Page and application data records
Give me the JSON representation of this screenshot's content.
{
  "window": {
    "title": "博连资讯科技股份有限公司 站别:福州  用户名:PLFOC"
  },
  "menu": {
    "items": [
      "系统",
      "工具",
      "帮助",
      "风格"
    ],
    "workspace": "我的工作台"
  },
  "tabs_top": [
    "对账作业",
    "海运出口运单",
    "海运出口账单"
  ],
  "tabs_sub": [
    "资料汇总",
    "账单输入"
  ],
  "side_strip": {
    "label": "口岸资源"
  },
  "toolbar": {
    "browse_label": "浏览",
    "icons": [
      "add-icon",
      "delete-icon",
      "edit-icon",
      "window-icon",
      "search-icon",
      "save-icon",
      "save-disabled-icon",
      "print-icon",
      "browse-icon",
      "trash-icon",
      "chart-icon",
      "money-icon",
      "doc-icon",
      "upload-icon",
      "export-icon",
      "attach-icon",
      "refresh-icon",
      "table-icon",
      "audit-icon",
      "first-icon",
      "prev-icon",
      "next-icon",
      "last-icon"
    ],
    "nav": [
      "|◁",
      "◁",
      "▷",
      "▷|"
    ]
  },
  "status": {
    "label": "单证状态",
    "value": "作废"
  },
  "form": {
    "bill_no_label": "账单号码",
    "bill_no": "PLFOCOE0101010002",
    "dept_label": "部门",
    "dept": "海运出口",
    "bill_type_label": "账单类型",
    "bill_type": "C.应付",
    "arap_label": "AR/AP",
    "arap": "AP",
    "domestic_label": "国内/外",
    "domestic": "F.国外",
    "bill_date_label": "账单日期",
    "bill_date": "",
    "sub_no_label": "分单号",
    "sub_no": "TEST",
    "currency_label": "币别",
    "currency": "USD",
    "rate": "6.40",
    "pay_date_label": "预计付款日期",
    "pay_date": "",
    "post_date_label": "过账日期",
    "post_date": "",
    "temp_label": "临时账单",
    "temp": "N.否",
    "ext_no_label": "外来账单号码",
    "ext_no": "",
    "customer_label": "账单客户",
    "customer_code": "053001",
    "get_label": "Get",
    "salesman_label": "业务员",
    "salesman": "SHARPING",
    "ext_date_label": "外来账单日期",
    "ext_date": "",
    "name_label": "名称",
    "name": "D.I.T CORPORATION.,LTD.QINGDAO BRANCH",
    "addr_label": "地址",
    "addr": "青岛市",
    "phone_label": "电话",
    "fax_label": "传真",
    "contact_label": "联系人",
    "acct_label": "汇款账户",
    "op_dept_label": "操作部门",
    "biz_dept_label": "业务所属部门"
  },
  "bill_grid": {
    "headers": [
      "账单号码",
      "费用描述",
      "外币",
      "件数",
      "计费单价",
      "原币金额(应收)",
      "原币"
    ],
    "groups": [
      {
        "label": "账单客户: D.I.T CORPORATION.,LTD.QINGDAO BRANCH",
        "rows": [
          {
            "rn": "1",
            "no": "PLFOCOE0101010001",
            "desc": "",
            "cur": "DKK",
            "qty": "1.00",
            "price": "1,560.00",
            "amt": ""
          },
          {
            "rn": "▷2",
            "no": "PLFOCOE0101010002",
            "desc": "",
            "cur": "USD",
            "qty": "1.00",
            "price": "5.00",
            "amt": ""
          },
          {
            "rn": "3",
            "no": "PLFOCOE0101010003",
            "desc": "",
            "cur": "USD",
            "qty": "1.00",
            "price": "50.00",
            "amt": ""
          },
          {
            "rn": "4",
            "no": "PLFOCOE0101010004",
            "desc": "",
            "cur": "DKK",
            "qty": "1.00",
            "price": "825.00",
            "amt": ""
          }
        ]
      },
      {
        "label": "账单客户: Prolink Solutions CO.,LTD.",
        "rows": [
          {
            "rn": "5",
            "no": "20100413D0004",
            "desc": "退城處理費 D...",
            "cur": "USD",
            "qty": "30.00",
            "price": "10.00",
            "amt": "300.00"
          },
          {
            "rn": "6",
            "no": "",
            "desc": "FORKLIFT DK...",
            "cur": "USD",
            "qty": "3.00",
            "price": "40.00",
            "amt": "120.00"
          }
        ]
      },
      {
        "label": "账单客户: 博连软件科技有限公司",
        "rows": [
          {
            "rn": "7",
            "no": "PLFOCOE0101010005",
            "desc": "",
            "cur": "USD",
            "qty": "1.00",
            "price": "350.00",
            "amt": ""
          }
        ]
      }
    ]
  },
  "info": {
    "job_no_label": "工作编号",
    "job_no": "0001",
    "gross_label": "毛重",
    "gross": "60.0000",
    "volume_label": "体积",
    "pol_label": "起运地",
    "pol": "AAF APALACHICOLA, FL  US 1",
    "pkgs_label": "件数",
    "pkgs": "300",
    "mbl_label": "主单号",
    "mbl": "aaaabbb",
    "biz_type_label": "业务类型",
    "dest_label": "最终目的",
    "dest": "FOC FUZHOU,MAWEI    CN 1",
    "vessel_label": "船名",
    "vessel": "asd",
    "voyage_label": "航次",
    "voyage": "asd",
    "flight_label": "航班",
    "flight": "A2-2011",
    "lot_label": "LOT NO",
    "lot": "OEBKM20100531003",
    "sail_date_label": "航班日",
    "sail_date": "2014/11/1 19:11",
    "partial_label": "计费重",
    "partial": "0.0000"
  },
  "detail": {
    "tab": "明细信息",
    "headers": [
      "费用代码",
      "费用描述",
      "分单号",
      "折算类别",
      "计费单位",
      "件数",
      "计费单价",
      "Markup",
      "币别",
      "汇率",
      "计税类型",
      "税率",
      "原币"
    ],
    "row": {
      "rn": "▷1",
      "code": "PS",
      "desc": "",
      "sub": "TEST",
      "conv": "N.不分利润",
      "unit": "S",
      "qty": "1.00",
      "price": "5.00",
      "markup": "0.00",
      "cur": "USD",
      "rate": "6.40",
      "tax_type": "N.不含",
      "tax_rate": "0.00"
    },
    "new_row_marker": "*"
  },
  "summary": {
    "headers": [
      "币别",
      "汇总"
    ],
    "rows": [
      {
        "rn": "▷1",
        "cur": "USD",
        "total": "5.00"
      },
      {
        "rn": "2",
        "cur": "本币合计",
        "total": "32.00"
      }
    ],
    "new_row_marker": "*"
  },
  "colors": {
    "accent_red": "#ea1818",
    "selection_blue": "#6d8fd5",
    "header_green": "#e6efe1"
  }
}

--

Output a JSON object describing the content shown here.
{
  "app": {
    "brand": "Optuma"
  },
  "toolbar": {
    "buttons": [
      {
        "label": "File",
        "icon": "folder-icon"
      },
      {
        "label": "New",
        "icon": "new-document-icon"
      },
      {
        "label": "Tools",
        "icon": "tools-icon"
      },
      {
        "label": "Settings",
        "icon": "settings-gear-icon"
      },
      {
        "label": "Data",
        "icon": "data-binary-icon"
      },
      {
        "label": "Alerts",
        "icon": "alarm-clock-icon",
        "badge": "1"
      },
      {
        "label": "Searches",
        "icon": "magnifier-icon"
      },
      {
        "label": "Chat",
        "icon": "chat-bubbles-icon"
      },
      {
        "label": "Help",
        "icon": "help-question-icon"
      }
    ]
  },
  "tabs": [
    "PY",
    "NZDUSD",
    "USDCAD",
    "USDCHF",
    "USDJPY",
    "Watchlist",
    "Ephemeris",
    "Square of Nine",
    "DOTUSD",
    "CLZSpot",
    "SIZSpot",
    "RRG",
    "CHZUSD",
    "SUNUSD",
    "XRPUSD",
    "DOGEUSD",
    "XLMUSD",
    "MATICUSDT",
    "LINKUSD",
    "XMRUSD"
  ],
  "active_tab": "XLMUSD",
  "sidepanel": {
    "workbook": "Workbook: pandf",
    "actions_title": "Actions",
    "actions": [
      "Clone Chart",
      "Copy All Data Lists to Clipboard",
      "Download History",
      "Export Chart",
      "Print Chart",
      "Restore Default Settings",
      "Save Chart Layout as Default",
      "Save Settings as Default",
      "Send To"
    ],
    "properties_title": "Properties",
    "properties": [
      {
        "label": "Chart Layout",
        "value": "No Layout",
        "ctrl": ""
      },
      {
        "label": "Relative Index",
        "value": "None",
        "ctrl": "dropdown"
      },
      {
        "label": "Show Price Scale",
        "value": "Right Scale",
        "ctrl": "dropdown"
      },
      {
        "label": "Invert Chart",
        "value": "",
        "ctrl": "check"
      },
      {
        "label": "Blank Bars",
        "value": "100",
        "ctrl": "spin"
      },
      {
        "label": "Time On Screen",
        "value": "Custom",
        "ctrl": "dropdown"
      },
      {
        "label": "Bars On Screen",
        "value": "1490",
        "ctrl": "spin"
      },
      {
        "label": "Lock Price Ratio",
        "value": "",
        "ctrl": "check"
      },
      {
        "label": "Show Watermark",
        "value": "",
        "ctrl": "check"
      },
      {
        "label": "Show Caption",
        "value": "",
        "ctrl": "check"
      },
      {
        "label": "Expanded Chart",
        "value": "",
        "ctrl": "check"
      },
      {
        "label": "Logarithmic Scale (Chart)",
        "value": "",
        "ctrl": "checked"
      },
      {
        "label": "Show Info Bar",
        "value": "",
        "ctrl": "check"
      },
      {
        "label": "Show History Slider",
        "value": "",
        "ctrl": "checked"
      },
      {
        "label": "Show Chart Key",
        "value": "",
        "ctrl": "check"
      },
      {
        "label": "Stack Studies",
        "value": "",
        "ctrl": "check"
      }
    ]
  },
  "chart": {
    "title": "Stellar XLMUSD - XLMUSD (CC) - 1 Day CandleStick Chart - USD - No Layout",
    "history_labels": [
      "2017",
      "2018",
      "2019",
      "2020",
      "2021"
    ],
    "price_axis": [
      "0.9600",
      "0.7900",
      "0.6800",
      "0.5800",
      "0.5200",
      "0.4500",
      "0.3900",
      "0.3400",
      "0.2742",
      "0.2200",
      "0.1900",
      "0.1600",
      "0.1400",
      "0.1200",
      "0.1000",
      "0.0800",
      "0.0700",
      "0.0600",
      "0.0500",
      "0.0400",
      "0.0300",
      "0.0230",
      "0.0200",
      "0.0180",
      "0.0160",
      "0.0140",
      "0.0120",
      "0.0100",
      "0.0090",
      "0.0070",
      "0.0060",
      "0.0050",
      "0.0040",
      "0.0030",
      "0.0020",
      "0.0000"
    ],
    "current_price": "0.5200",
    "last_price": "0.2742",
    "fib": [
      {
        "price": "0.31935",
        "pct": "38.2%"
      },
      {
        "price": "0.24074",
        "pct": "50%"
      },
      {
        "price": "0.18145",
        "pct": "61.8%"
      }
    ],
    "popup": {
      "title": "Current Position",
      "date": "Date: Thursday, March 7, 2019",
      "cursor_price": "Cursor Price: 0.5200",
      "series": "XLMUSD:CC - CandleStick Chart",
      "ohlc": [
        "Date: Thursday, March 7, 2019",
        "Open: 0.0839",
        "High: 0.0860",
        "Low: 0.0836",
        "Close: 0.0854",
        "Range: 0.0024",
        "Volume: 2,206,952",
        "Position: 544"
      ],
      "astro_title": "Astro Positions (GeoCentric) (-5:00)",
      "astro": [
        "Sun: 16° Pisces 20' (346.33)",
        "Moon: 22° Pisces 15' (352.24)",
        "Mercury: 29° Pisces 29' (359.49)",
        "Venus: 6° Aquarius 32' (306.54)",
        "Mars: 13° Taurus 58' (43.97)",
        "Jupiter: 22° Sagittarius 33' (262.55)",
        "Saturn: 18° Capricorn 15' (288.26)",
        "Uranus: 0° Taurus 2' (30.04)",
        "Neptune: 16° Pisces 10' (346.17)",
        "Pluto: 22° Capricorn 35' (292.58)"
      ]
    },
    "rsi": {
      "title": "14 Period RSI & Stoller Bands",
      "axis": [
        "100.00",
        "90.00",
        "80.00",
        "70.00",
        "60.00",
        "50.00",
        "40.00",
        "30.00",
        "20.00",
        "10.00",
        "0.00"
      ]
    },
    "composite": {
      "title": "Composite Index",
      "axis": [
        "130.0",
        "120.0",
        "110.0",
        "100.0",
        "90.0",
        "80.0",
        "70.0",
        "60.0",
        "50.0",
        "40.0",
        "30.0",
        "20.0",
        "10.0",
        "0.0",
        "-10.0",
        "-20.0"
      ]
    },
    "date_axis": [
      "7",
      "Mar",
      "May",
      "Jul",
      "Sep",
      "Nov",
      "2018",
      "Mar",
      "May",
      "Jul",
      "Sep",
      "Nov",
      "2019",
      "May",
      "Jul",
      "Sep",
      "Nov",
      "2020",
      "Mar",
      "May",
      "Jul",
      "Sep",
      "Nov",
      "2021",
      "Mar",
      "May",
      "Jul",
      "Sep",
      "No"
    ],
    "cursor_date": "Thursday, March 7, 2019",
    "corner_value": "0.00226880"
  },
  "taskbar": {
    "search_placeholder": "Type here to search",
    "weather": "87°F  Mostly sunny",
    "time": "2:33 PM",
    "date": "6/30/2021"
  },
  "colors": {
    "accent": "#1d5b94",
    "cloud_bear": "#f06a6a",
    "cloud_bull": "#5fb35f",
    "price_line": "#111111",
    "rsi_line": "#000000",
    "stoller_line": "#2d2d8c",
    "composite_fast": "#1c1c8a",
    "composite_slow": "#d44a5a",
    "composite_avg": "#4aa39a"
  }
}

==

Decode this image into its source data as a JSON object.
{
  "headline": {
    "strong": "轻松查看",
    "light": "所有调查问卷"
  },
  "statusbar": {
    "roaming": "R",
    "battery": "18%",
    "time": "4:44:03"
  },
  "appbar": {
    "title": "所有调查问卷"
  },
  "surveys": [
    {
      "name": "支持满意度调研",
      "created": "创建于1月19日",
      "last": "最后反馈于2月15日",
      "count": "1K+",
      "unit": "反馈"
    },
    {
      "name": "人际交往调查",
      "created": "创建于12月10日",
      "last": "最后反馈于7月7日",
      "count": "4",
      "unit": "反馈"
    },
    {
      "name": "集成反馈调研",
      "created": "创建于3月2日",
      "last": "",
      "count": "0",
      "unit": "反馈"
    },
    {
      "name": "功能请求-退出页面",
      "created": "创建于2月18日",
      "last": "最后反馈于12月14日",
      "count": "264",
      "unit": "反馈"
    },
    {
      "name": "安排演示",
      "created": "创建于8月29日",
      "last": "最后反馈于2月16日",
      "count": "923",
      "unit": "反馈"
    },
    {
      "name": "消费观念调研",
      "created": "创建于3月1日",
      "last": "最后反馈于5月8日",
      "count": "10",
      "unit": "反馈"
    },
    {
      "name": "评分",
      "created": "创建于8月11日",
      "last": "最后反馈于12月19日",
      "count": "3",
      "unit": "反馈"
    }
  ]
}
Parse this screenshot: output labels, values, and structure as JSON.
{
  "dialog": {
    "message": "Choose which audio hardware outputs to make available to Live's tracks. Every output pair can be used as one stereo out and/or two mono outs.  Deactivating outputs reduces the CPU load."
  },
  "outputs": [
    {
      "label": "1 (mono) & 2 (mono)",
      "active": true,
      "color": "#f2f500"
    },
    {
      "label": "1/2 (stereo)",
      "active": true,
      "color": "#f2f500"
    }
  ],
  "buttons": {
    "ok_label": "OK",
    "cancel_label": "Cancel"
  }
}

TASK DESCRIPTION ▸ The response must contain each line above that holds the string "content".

TASK RESULT ▸
Give me the JSON representation of this screenshot's content.
Output a JSON object describing the content shown here.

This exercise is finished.